"Observations on the Development of an Operating System"page 33:
Hugh C. Lauer, Xerox Corporation, Palo Alto, California
In SOSP '81 Proceedings of the eighth ACM symposium on Operating systems principles, ACM SIGOPS Operating Systems Review, Volume 15 Issue 5, December 1981, pages 30-3. ISBN:0-89791-062-1,doi: 10.1145/800216.806588, PDF
. . . I found it useful to enumerate some of the
other operating systems I have known, either from direct contact or
from study of the literature or from contact with others. These
systems seem to fall into five categories. which I shall first enumerate
and then describe.
1. The Alto system. UNIX.
2. IBM's OS/360. MLUTICS, Pilot, etc.
3. MTS (the Michigan Terminal System). TE~EX. CP-67
4. CAL-TSS. Project SUE. HYDRA. etc.
5. DOS/360, RS-11, etc.
These categories are the result of my personal observations. nor of a

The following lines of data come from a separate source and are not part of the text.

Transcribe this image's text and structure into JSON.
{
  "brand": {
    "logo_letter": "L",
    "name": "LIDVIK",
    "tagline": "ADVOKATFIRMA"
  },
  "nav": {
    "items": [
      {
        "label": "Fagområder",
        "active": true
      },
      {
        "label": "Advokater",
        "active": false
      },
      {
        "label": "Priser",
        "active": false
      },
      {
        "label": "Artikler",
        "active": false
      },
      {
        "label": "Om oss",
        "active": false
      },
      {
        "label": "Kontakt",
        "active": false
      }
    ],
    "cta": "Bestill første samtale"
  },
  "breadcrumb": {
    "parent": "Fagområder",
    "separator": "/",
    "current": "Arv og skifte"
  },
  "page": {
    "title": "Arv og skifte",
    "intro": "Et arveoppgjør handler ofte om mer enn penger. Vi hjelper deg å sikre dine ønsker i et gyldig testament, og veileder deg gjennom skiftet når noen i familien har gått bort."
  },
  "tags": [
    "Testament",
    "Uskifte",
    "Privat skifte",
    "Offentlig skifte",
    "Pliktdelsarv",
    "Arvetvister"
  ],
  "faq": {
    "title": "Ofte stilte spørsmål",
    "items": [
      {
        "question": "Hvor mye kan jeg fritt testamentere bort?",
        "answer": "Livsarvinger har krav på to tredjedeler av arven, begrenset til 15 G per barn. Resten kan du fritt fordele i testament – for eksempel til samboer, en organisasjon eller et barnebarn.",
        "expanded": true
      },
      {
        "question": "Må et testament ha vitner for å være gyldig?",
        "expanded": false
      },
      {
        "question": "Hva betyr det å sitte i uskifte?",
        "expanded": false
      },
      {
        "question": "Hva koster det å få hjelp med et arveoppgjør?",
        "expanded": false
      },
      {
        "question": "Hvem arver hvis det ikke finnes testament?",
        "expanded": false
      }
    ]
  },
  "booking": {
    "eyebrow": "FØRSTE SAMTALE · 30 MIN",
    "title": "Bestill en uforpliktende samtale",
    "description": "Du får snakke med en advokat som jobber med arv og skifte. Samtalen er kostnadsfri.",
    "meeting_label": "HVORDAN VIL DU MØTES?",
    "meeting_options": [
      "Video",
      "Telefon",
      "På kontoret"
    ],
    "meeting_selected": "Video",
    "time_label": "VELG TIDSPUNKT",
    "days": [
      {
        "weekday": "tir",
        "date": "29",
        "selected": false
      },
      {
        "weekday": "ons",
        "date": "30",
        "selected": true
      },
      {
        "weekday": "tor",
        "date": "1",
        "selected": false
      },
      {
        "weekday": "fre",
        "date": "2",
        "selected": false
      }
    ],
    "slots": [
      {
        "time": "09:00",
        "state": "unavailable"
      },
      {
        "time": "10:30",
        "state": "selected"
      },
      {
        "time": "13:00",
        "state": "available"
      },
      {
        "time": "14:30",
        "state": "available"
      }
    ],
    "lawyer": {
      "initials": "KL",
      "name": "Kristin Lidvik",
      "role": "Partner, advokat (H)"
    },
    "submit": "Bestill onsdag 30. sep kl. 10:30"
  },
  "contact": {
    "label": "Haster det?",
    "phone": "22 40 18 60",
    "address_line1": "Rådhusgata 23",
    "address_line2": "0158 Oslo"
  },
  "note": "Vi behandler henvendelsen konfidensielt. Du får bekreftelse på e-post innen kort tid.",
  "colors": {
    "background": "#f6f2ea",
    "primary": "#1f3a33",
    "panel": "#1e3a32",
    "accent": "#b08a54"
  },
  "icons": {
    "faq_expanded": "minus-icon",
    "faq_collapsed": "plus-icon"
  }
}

systematic study, and hence many systems are not listed because I
don't know enough about them to classify them. The ordering of
the categories is not significant. An important pan of the
classification is the maturity or success of a system-i.e .. acceptance
by its clients as a useful. economic tool for helping to get work done,
for · supporting applications, or for fulfilling other goals. A
characteristic of a successful system is that it is accepted by a nontrivial
community of users outside its developing organization as a
matter of choice and that this community contributes. directly or
indirectly, to its further development and growth.
. . .
. . .
Systems of the third kind. These systems borrow much of their
supporting software from an existmg system but represent a
fundamental change in the way of life. The Michigan Terminal
System, for example, provides a paging, terminal-oriented. time·
sharing system especially suited for university use on the IBM 360/67
and IBM 370 systems. Most of its compilers, run-time support,
subroutine libraries, program development tools. etc., were taken and
convened directly from OS/360, but its operating system kernel is
dramatically different from OS/360 and it supports new applications
that OS/360 never could. (Of course, there are also many OS/360
applications that MTS cannot support.) The obvious motivation for
building a system of this kind is to avoid the time and expense of
designing. implementing, and maintaining all new supporting
software for the operating system when it is desired only to
implement an operating system kernel and some basic functions.
. . .
[I think the above paragraph overstates how much of MTS was "borrowed". It is certainly true that many of the programming languages compilers, a number of other application programs, and some subroutine libraries in MTS were borrowed. It is not the case that most of the MTS run-time support and program development tools were borrowed. The MTS Editor, the Symbolic Debugging System (SDS), and the MTS file system are a few examples of components developed for MTS. And not all of the components that were borrowed came from OS/360, although many did. -Jeff]